INSTRUCTIONS TO FOLLOW —
Would you please give all the lines below again, exactly as they stand?

DATA EXCERPTS Block Start

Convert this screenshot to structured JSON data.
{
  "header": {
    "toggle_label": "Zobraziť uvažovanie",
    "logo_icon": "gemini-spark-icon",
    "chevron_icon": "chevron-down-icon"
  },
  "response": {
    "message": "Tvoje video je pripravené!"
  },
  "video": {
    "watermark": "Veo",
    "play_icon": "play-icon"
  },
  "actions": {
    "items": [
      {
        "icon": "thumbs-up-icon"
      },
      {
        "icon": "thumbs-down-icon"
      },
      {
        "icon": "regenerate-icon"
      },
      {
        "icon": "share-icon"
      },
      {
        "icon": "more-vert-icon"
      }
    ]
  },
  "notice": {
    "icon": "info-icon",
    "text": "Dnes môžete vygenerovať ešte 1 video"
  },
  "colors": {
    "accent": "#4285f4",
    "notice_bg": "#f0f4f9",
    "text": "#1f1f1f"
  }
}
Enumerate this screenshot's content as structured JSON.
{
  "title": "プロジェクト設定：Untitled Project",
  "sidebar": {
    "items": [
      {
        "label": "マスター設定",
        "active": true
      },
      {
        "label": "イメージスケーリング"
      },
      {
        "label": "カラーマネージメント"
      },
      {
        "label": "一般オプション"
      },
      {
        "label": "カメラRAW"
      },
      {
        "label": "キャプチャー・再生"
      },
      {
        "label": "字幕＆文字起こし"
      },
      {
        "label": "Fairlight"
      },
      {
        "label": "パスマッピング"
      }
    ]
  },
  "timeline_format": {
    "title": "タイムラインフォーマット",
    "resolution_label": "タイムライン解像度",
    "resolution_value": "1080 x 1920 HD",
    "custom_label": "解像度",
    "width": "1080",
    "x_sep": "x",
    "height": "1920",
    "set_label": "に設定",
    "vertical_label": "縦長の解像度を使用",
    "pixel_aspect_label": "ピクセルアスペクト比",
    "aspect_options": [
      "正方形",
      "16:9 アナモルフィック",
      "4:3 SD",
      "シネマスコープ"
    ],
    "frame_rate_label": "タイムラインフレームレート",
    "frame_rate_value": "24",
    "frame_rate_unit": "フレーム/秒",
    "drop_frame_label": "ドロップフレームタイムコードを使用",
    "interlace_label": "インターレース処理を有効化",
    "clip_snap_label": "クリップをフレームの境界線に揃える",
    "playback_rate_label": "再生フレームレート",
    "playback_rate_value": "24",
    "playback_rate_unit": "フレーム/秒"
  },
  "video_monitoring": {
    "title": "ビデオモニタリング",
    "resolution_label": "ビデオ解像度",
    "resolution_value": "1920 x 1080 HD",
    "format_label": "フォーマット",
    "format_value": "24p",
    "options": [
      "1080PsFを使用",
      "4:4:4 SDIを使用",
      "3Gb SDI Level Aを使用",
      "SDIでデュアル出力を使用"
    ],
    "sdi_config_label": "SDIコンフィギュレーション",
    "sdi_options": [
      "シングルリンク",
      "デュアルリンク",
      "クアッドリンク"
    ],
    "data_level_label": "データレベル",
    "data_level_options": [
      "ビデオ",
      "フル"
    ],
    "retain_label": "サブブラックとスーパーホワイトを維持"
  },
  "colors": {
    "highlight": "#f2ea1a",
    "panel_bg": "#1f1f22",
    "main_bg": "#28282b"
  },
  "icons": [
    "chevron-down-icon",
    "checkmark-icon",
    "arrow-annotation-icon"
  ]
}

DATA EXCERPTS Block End

ANSWER FOR THIS EXERCISE —
Convert this screenshot to structured JSON data.
{
  "header": {
    "toggle_label": "Zobraziť uvažovanie",
    "logo_icon": "gemini-spark-icon",
    "chevron_icon": "chevron-down-icon"
  },
  "response": {
    "message": "Tvoje video je pripravené!"
  },
  "video": {
    "watermark": "Veo",
    "play_icon": "play-icon"
  },
  "actions": {
    "items": [
      {
        "icon": "thumbs-up-icon"
      },
      {
        "icon": "thumbs-down-icon"
      },
      {
        "icon": "regenerate-icon"
      },
      {
        "icon": "share-icon"
      },
      {
        "icon": "more-vert-icon"
      }
    ]
  },
  "notice": {
    "icon": "info-icon",
    "text": "Dnes môžete vygenerovať ešte 1 video"
  },
  "colors": {
    "accent": "#4285f4",
    "notice_bg": "#f0f4f9",
    "text": "#1f1f1f"
  }
}
Enumerate this screenshot's content as structured JSON.
{
  "title": "プロジェクト設定：Untitled Project",
  "sidebar": {
    "items": [
      {
        "label": "マスター設定",
        "active": true
      },
      {
        "label": "イメージスケーリング"
      },
      {
        "label": "カラーマネージメント"
      },
      {
        "label": "一般オプション"
      },
      {
        "label": "カメラRAW"
      },
      {
        "label": "キャプチャー・再生"
      },
      {
        "label": "字幕＆文字起こし"
      },
      {
        "label": "Fairlight"
      },
      {
        "label": "パスマッピング"
      }
    ]
  },
  "timeline_format": {
    "title": "タイムラインフォーマット",
    "resolution_label": "タイムライン解像度",
    "resolution_value": "1080 x 1920 HD",
    "custom_label": "解像度",
    "width": "1080",
    "x_sep": "x",
    "height": "1920",
    "set_label": "に設定",
    "vertical_label": "縦長の解像度を使用",
    "pixel_aspect_label": "ピクセルアスペクト比",
    "aspect_options": [
      "正方形",
      "16:9 アナモルフィック",
      "4:3 SD",
      "シネマスコープ"
    ],
    "frame_rate_label": "タイムラインフレームレート",
    "frame_rate_value": "24",
    "frame_rate_unit": "フレーム/秒",
    "drop_frame_label": "ドロップフレームタイムコードを使用",
    "interlace_label": "インターレース処理を有効化",
    "clip_snap_label": "クリップをフレームの境界線に揃える",
    "playback_rate_label": "再生フレームレート",
    "playback_rate_value": "24",
    "playback_rate_unit": "フレーム/秒"
  },
  "video_monitoring": {
    "title": "ビデオモニタリング",
    "resolution_label": "ビデオ解像度",
    "resolution_value": "1920 x 1080 HD",
    "format_label": "フォーマット",
    "format_value": "24p",
    "options": [
      "1080PsFを使用",
      "4:4:4 SDIを使用",
      "3Gb SDI Level Aを使用",
      "SDIでデュアル出力を使用"
    ],
    "sdi_config_label": "SDIコンフィギュレーション",
    "sdi_options": [
      "シングルリンク",
      "デュアルリンク",
      "クアッドリンク"
    ],
    "data_level_label": "データレベル",
    "data_level_options": [
      "ビデオ",
      "フル"
    ],
    "retain_label": "サブブラックとスーパーホワイトを維持"
  },
  "colors": {
    "highlight": "#f2ea1a",
    "panel_bg": "#1f1f22",
    "main_bg": "#28282b"
  },
  "icons": [
    "chevron-down-icon",
    "checkmark-icon",
    "arrow-annotation-icon"
  ]
}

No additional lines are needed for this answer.